Monsanto has two valid patents in Argentina for Intacta and four more are pending, Monsanto spokeswoman Christi Dixon said in an e-mailed statement.
The St. Louis-based company hasn’t seen a dime from royalties on its previous seed resistant to glyphosate as Argentine farmers generally avoid paying royalties by using seeds from previous harvests. Monsanto was expecting to collect royalties for about 15 percent of this season’s Argentine soybean crop, which is forecast to be 56 million metric tons by the Buenos Aires Grains Exchange.
Argentina issued a resolution on April 15 that gives the Agriculture Ministry control of the analysis of seeds in the country, a move that would render obsolete Monsanto’s network of laboratories. To enforce payments, the company is financing several laboratories to detect users of its modified soybeans in Argentine port export shipments.
“Argentina’s position is that the producer must pay for the use of a patented seed and the repeated use; a logical amount must be paid,” Baranao said. "However, the current conflict stems from the payment method Monsanto is trying to apply that needs to be approved by the Agriculture Ministry, and the necessity of having a patented seed, which still isn’t the case.”
Monsanto’s Intacta soybeans are modified to tolerate the application of herbicide and resist insects, offering potentially higher yields. The product was introduced three years ago and is the company’s fastest-growing biotechnology trait.
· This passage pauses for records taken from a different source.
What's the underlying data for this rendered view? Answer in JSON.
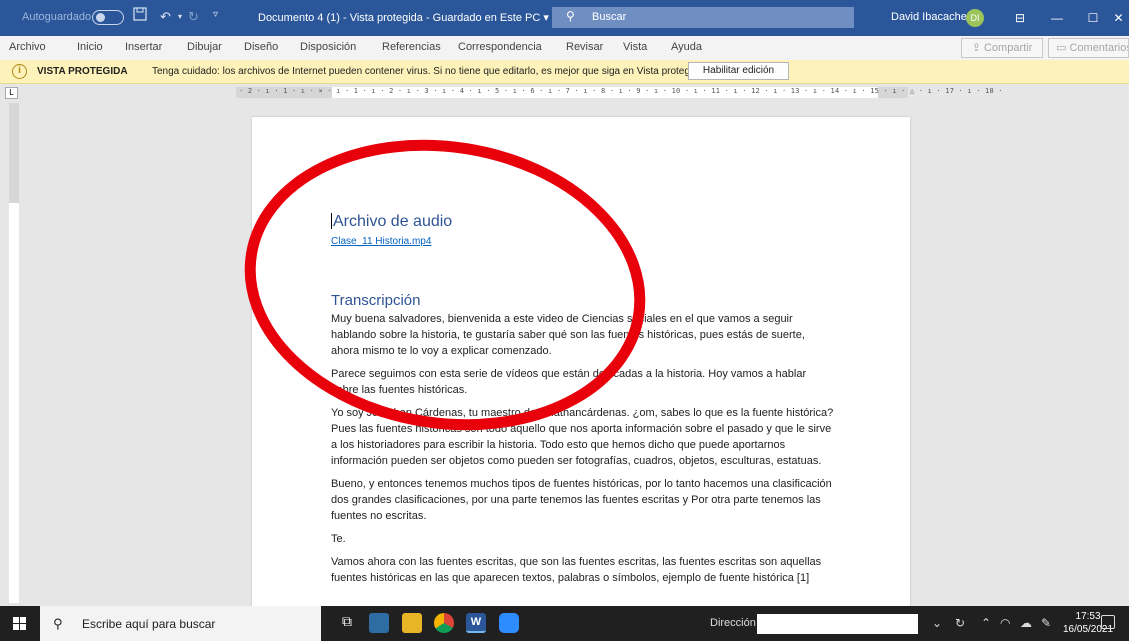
{
  "titlebar": {
    "autosave_label": "Autoguardado",
    "save_icon": "save-icon",
    "undo_icon": "undo-icon",
    "redo_icon": "redo-icon",
    "customize_icon": "customize-qat-icon",
    "document_title": "Documento 4 (1)  -  Vista protegida  -  Guardado en Este PC",
    "title_dropdown": "▾",
    "search_placeholder": "Buscar",
    "user_name": "David Ibacache",
    "user_initials": "DI",
    "accent": "#2b579a"
  },
  "menu": {
    "items": [
      "Archivo",
      "Inicio",
      "Insertar",
      "Dibujar",
      "Diseño",
      "Disposición",
      "Referencias",
      "Correspondencia",
      "Revisar",
      "Vista",
      "Ayuda"
    ],
    "share_label": "Compartir",
    "comments_label": "Comentarios"
  },
  "protected_view": {
    "title": "VISTA PROTEGIDA",
    "message": "Tenga cuidado: los archivos de Internet pueden contener virus. Si no tiene que editarlo, es mejor que siga en Vista protegida.",
    "enable_button": "Habilitar edición",
    "background": "#fdf2b9"
  },
  "ruler": {
    "tab_selector": "L",
    "scale": "· 2 · ı · 1 · ı · ⨯ · ı · 1 · ı · 2 · ı · 3 · ı · 4 · ı · 5 · ı · 6 · ı · 7 · ı · 8 · ı · 9 · ı · 10 · ı · 11 · ı · 12 · ı · 13 · ı · 14 · ı · 15 · ı · △ · ı · 17 · ı · 18 ·"
  },
  "document": {
    "heading1": "Archivo de audio",
    "audio_link": "Clase_11 Historia.mp4",
    "heading2": "Transcripción",
    "paragraphs": [
      "Muy buena salvadores, bienvenida a este video de Ciencias sociales en el que vamos a seguir hablando sobre la historia, te gustaría saber qué son las fuentes históricas, pues estás de suerte, ahora mismo te lo voy a explicar comenzado.",
      "Parece seguimos con esta serie de vídeos que están dedicadas a la historia. Hoy vamos a hablar sobre las fuentes históricas.",
      "Yo soy Jonathan Cárdenas, tu maestro de jonathancárdenas. ¿om, sabes lo que es la fuente histórica? Pues las fuentes históricas son todo aquello que nos aporta información sobre el pasado y que le sirve a los historiadores para escribir la historia. Todo esto que hemos dicho que puede aportarnos información pueden ser objetos como pueden ser fotografías, cuadros, objetos, esculturas, estatuas.",
      "Bueno, y entonces tenemos muchos tipos de fuentes históricas, por lo tanto hacemos una clasificación dos grandes clasificaciones, por una parte tenemos las fuentes escritas y Por otra parte tenemos las fuentes no escritas.",
      "Te.",
      "Vamos ahora con las fuentes escritas, que son las fuentes escritas, las fuentes escritas son aquellas fuentes históricas en las que aparecen textos, palabras o símbolos, ejemplo de fuente histórica [1]"
    ]
  },
  "annotation": {
    "shape": "ellipse",
    "color": "#e8000b"
  },
  "taskbar": {
    "start_icon": "windows-logo-icon",
    "search_placeholder": "Escribe aquí para buscar",
    "apps": [
      "task-view-icon",
      "calculator-icon",
      "file-explorer-icon",
      "chrome-icon",
      "word-icon",
      "zoom-icon"
    ],
    "address_label": "Dirección",
    "time": "17:53",
    "date": "16/05/2021"
  }
}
Last month Monsanto rejected Argentina’s request for more time to force farmers to pay royalties on genetically modified soybean seeds. Argentina produces 12 percent of the world’s soybean crop and is responsible for 7 percent of global exports.